Our linked exchange rate system is rock solid, underpinned by more than US$400 billion worth of foreign exchange reserves. Our banking system is resilient and well capitalised, with total capital ratio at about 20%, well above international standards. The smooth operation of our capital markets is guaranteed through robust regulatory oversight and a host of contingency measures. Stress tests have and will continue to be conducted to ensure that we are fully prepared for different circumstances. The International Monetary Fund, I’m pleased to note, has just given us a clean bill of health, a vote of confidence in the resilience of our economy, as well as the integrity and reliability of our financial system.
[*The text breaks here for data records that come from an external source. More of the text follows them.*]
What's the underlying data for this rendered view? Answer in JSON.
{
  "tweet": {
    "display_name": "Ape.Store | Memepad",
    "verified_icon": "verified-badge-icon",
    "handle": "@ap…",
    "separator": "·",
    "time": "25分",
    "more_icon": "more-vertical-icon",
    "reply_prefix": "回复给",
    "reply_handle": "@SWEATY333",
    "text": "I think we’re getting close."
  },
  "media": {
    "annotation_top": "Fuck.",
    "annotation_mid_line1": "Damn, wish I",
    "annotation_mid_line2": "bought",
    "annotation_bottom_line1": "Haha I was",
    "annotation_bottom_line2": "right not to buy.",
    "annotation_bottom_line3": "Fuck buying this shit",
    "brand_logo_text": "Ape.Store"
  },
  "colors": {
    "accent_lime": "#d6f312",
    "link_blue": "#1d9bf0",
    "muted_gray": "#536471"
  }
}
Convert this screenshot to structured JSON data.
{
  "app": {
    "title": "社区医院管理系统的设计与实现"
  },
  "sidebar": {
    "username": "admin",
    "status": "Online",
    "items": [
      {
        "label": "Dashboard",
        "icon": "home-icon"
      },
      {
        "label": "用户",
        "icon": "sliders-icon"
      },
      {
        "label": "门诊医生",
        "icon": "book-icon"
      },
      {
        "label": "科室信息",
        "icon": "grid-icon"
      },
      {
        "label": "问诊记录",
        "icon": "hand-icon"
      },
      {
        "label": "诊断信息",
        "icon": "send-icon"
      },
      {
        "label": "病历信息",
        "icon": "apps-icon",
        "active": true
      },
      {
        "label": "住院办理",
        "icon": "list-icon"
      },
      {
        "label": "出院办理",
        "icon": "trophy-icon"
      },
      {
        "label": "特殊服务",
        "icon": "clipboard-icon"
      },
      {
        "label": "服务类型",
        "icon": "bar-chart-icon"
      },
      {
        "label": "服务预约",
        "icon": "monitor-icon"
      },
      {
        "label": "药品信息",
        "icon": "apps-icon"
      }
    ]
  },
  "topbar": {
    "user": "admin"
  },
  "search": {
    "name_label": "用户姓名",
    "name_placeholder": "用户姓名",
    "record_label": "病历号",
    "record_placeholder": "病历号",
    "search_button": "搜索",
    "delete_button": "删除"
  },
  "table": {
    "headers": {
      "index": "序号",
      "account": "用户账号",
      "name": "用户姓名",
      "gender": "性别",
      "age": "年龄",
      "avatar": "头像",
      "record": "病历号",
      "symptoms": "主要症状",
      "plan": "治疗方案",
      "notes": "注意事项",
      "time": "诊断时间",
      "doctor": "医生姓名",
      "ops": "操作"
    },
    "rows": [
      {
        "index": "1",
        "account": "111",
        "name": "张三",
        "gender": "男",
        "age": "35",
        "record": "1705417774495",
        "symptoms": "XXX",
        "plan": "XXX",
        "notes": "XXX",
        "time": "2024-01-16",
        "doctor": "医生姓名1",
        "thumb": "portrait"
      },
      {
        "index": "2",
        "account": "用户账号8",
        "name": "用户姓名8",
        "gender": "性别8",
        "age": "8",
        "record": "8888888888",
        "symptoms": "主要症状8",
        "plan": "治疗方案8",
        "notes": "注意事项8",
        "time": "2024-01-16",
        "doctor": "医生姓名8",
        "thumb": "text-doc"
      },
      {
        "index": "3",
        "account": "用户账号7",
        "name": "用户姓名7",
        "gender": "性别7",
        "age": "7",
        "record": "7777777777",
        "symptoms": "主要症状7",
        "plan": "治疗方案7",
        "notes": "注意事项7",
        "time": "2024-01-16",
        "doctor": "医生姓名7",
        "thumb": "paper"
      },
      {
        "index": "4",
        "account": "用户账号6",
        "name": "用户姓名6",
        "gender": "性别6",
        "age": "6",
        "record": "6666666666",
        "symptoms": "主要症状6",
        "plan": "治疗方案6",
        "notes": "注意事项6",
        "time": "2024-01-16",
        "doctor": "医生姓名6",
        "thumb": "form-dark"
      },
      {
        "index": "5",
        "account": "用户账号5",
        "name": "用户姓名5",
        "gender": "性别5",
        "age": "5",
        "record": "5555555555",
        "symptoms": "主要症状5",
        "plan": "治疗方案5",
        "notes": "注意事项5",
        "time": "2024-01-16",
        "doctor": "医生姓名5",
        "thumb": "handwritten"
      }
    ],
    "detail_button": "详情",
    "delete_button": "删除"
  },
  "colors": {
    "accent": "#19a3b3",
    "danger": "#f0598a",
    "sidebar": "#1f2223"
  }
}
Investor sentiment had been affected, of course. That’s evident in the stock market’s increased volatility. Nevertheless, our economy grew 3.7% in the first three quarters of 2018. Economic growth for 2018 as a whole is forecast at 3.2%, which is higher than the trend growth rate in the past decade for the second consecutive year. And our unemployment rate remains at a 20-year low of 2.8%. In short, we are performing as well as can be expected, given the uncertainties of the global economy. No less important, we are prepared for shifting economic and political tides.
The Asian Financial Forum, strategically taking place in the middle of the first month of the new year, is designed to help you plan for contingencies and to help you gather financial and market insights from distinguished speakers and participants from all over the world. For me and members of my delegation attending this year’s World Economic Forum at Davos later this month, it helpfully provides a warm-up to a global exchange. I’m sure the Asian Financial Forum, over these two days, will prove invaluable for you and your business and investment strategies. I’m confident, too, that Hong Kong can help you in considering and capturing regional and global opportunities.
Chief Executive Carrie Lam gave these remarks at the Asian Financial Forum 2019 on January 14.